Kennedy reaffirms Wise's decision
Trustees chairman gives chancellor his support as English department votes no confidence
URBANA — In response to recent rumblings about a change in strategy regarding Steven Salaita, University of Illinois Board of Trustee Chairman Christopher Kennedy on Tuesday reaffirmed his support of the chancellor's decision to not forward the controversial professor's appointment to the board for approval.
"The board has been supportive of the chancellor's decision in the past, and as we look to the future, I doubt the board's position will change," Kennedy told The News-Gazette on Tuesday.
His comments come amid some speculation that Salaita's appointment may appear on UI trustees' agenda next week, essentially forcing them to vote publicly on the case.
Chancellor Phyllis Wise wrote to Salaita on Aug. 1, saying she would not forward his appointment to the board because an affirmative vote was unlikely.
Meanwhile Tuesday, the English Department on the Urbana campus approved a vote of no confidence in the board, President Bob Easter and Wise, adding its name to the list of academic units voicing concern about administration overriding faculty decisions and violating principles of shared governance, academic freedom and freedom of speech.
"Our statement names the board of trustees first because we think the bulk of the responsibility for this terrible decision lies with the trustees and we believe more attention should be paid to their role in the events," English professor and chair Michael Rothberg told The News-Gazette late Tuesday.
More than 50 faculty members participated in the vote, Rothberg said, adding that the result was "overwhelmingly" in favor of the resolution.
This evening, Wise and Provost Ilesanmi Adesida are scheduled to meet with the Illinois Student Senate, and students on both sides of the issue are expected to speak. Also ongoing is the circulation of a letter of support for the chancellor by community members and other faculty.
Two committees of the board meet today via video conferences, but the board as a whole will next meet on Sept. 11, in Urbana; it's a regularly scheduled board meeting.

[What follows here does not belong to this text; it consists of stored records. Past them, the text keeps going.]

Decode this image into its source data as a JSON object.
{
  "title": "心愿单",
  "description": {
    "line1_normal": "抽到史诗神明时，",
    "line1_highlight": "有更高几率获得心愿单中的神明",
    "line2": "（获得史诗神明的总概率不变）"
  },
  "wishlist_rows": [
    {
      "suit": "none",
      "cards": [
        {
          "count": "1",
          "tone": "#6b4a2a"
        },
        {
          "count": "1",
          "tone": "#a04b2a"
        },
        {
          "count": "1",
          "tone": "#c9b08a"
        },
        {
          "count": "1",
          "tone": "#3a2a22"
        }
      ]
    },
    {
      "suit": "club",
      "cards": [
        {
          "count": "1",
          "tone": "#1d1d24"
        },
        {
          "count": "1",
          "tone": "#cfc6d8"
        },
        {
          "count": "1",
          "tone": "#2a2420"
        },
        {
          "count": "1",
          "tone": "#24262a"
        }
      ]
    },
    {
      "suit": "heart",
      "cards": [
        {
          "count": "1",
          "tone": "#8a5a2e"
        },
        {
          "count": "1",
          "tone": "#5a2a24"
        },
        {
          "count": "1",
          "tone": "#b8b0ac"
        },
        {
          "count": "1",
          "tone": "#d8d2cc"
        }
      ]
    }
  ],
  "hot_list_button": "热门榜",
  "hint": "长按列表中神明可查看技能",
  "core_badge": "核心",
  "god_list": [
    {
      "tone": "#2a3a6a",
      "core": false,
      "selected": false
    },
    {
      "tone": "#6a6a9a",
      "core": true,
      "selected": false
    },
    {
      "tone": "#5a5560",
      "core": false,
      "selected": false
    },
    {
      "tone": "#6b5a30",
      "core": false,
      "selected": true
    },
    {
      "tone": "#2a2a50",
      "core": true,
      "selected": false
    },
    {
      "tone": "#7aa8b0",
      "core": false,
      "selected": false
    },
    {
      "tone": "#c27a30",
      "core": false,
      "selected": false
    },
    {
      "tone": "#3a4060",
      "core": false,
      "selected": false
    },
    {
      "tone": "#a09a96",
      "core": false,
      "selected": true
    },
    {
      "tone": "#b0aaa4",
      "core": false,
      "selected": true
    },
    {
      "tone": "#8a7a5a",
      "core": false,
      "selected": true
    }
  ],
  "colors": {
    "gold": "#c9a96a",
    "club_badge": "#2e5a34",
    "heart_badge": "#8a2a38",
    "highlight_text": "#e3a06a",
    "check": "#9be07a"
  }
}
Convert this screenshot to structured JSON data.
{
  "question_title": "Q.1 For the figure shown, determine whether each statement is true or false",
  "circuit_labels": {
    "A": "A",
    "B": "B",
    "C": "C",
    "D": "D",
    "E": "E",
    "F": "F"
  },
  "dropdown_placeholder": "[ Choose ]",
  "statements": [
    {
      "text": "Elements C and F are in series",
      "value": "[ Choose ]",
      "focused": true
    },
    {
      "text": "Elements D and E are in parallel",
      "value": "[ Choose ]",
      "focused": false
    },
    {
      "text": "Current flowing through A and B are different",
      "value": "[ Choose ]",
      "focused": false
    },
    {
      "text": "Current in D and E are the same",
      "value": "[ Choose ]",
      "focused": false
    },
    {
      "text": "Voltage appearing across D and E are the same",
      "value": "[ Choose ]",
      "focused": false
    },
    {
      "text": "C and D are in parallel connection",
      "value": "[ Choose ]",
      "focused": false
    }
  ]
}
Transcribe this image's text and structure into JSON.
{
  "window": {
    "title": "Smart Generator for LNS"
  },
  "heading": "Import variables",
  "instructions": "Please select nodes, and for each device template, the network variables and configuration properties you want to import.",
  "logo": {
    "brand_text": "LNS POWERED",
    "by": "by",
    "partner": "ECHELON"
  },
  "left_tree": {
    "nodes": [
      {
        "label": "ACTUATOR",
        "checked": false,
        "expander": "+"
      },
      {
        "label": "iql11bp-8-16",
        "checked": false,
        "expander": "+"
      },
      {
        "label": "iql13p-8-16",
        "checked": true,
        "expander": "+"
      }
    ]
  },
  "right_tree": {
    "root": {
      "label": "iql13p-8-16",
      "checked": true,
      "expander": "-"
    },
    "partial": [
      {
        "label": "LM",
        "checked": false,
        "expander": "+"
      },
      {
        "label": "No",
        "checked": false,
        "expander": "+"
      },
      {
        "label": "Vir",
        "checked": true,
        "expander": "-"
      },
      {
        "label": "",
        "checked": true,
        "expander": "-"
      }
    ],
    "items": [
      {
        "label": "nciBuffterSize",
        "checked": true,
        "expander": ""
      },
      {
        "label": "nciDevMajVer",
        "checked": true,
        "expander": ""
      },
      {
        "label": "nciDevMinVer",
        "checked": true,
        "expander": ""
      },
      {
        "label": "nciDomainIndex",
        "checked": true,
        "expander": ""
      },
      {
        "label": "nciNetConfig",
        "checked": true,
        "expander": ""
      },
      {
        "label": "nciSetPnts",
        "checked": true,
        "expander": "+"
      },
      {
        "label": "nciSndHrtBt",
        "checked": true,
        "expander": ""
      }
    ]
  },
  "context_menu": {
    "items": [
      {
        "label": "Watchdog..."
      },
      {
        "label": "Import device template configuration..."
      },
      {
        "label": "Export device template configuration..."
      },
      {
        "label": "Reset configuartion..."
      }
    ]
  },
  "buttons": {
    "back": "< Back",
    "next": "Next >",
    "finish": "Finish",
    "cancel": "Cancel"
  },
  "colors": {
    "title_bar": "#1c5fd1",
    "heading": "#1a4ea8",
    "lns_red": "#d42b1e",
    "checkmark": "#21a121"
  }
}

Trustees have final say on faculty appointment matters, per university statutes, and academic appointments are typically approved by voice vote at board meetings. Such appointments are forwarded to the board as part of its regular agenda.
University spokesman Tom Hardy on Tuesday said he was not aware of any change in the Salaita situation.
The board's agenda, however, is still being assembled and has not been finalized.
Salaita was expected to start teaching American Indian Studies courses this fall, but last month Wise and Vice President Christophe Pierre said Salaita's appointment would not be forwarded to the board for formal approval. The move followed an outcry to Salaita's profanity-rich social media posts in which he blasted Israel and its supporters in the wake of Israel's invasion of Gaza.
Wealthy alumni, students, parents of students and others wrote to Wise to object to his hiring, with some threatening to withhold financial support of the university if he joined the faculty. Salaita was a Virginia Tech professor until he resigned last year after he accepted the offer from the UI.
Wise had said her decision was based out of concern for the students, campus and community. In a previously released statement, the board has come out expressing "unwavering support" for Wise, saying the university campuses "must be safe harbors where students and faculty from all backgrounds and cultures feel valued, respected and comfortable expressing their views."
But in the ensuing days, the statement sparked outrage among some faculty on the Urbana campus and at other universities. In Urbana, one group held a rally outside Wise's office calling for her to reinstate Salaita and some scholars have canceled their talks as part of an academic boycott of the university.
In its statement Tuesday, the English Department's said the vote "expresses grave disappointment in the way the administration has overridden the multiple levels of rigorous faculty review that make up any offer of a tenured position at our university."
"We are deeply troubled by the disregard for academic freedom, freedom of speech, and the principles of shared governance as well as the complete lack of faculty consultation that the administration has demonstrated. In addition, we are concerned about the possibility that the administration's decision was influenced by political considerations and by the interference of donors and alumni. If this decision is not reversed, we fear that the reputation of the University of Illinois as a site of scholarly excellence and diverse viewpoints will suffer permanent damage. In the face of the administration's troubling actions, we call for the reinstatement of Professor Salaita and we reaffirm the established protocols for hiring, tenure, and promotion that have allowed us to recruit and retain top faculty," the department's statement read.